Which lines in the entries below contain the string "Reward"? Show each of them in full.

*****

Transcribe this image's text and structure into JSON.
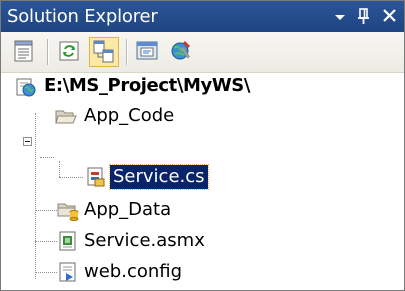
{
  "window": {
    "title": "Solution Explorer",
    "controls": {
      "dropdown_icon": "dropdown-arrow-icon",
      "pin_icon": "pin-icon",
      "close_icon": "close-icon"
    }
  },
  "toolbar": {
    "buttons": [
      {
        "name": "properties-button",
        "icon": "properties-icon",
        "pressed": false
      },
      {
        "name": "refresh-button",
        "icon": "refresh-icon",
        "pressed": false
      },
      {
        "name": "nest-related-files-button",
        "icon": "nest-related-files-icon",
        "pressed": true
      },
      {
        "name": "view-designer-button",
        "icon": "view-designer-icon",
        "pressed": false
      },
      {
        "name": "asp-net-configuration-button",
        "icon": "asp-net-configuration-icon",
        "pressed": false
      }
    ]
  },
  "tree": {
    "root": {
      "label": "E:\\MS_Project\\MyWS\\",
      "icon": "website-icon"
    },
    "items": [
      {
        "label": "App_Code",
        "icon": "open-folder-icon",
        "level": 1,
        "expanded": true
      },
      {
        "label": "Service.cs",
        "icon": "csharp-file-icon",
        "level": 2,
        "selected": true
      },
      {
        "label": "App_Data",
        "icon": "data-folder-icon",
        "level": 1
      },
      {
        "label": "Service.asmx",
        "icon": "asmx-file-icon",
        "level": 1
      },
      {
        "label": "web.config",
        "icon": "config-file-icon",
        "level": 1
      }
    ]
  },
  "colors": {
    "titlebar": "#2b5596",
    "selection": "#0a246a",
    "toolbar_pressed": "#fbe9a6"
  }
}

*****

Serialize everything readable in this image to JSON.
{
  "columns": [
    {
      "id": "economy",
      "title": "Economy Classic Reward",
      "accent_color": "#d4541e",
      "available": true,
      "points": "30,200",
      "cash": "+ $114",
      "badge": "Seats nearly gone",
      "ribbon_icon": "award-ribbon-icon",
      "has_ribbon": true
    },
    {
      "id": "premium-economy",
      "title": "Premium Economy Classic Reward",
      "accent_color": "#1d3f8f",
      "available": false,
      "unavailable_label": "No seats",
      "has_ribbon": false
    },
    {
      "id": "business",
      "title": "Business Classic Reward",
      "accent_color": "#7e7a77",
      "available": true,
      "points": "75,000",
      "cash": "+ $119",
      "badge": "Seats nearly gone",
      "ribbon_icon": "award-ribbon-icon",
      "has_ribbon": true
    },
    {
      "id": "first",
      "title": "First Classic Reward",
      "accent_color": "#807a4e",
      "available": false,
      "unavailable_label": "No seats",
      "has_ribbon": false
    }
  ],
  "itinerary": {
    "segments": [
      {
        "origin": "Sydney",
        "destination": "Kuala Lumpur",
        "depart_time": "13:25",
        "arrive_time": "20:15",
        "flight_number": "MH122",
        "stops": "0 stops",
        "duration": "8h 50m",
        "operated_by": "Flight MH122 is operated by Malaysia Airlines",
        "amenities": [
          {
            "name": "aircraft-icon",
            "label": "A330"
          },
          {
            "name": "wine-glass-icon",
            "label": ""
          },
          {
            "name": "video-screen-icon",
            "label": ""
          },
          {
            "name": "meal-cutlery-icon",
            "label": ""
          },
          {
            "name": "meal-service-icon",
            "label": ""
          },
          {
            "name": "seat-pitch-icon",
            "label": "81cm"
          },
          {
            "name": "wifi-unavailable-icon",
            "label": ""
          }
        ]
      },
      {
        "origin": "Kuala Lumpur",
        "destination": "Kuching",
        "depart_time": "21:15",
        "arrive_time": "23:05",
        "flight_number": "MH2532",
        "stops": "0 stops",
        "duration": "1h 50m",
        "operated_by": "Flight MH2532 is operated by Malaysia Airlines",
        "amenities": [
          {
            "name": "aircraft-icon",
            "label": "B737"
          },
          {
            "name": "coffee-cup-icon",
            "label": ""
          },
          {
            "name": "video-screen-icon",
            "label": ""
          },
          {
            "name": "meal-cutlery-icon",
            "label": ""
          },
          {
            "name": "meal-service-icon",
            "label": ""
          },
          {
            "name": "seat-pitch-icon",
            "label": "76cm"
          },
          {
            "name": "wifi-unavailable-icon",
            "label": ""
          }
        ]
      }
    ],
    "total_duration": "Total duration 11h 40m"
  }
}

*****

Final answer:
      "title": "Economy Classic Reward",
      "title": "Premium Economy Classic Reward",
      "title": "Business Classic Reward",
      "title": "First Classic Reward",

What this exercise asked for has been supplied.